Working with our partners at Whole Foods, we came up with the idea for a Moringa Green Energy Shot, a cross between a green juice and a cup of coffee with the health benefits and caffeine content of both. Filled with digestible protein, calcium, iron, vitamin C and antioxidants, it is being lauded as the “next superfood.” My advice is to keep trends in wellness top of mind even if you are not launching a food or fitness product. After all, you don’t want your product to appear incompatible with a safer, healthier life.
Make Technology Work for You
More than 85 percent of millennials own a smartphone. And is it any wonder why? Most of us are digital natives, never having experienced a world without cell phones or high-speed Internet.
The new opportunities to communicate that have been ushered in by the 21st century are critical for connecting with other entrepreneurs, suppliers and farmers around the world. Technology allowed me to connect with the moringa growers in rural Haiti, where mobile phone usage has surged and improved their business opportunties.
I’m a big fan of leveraging the power of the crowd. For example, we used crowdsourcing to test our prototype before it went to market. Immediate access to hundreds of consumers who try your product can help you refine it so that you don’t make a big mistake.
Consider crowdfunding too. We launched a campaign for the energy shots through Indiegogo, and the $100,000 we raised gave us the funds we needed to do our first major manufacturing run. Angel investors are great—but so are the Facebook friends who can support your idea small amounts at a time.
Around the world, the millennial generation is becoming the dominant demographic in the workforce and their buying power is reaching the trillions. Gleaning lessons from their success can help ensure that you won’t be left behind.

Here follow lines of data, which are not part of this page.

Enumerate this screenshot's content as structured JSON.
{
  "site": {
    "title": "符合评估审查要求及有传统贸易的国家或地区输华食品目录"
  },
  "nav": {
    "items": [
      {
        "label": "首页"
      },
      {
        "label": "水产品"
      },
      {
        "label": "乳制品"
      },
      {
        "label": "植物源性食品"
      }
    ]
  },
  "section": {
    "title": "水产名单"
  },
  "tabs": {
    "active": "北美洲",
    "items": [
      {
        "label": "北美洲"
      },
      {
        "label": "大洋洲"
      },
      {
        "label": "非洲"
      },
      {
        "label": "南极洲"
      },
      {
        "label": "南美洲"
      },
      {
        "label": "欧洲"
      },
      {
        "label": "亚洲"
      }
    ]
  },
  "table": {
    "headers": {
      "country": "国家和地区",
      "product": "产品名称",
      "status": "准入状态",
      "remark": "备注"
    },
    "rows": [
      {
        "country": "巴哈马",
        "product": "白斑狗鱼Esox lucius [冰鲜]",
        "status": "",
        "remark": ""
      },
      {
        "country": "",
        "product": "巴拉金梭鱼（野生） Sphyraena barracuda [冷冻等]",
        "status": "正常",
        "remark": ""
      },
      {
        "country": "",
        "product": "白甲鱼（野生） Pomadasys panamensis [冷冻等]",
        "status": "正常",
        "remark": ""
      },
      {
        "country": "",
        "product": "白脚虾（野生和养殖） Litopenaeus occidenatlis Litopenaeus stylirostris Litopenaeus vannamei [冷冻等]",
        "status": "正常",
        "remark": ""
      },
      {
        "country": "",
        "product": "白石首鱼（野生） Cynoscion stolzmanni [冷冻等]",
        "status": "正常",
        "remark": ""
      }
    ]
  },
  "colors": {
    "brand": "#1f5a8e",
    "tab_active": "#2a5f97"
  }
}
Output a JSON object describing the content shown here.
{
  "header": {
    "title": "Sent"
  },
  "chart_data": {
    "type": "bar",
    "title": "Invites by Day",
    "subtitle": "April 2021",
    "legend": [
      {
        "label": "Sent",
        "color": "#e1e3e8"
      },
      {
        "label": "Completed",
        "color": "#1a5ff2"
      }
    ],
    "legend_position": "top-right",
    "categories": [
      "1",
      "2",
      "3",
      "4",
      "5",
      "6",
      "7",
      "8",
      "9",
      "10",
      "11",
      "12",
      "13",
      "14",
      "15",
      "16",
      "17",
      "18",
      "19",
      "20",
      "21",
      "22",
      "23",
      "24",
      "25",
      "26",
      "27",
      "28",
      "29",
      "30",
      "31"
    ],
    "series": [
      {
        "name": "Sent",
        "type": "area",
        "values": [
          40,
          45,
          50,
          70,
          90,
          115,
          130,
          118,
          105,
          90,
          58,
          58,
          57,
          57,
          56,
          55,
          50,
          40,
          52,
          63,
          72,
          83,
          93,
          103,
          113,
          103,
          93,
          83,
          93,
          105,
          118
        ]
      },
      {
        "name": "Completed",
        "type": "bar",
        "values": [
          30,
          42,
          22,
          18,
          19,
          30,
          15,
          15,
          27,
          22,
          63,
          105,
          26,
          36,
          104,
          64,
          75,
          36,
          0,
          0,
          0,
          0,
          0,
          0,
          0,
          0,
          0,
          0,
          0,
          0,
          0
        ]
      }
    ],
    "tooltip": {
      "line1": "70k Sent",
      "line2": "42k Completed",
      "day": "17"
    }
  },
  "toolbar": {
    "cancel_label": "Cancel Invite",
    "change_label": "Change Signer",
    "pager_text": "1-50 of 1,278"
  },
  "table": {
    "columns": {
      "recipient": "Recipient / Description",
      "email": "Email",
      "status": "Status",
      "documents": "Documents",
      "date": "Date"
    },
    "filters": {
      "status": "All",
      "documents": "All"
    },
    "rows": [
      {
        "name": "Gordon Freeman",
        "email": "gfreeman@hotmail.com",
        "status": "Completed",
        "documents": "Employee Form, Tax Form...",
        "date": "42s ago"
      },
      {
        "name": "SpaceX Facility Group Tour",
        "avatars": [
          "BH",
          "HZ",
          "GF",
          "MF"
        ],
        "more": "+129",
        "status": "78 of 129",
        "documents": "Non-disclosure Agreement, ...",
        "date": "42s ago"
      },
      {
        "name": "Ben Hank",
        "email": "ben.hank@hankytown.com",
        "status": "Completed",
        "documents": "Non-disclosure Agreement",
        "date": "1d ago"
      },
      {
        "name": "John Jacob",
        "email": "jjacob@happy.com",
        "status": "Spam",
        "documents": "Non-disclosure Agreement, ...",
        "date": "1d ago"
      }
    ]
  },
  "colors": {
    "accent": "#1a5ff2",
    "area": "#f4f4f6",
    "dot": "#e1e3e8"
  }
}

Lisa Curtis is the Founder & CEO of Kuli Kuli. Kuli Kuli is the first company to sell moringa food products in the US. Moringa is a green superfood that is more nutritious than kale. Lisa began working on Kuli Kuli while in the Peace Corps in Niger, West Africa. Prior to Kuli Kuli, Lisa served as [...]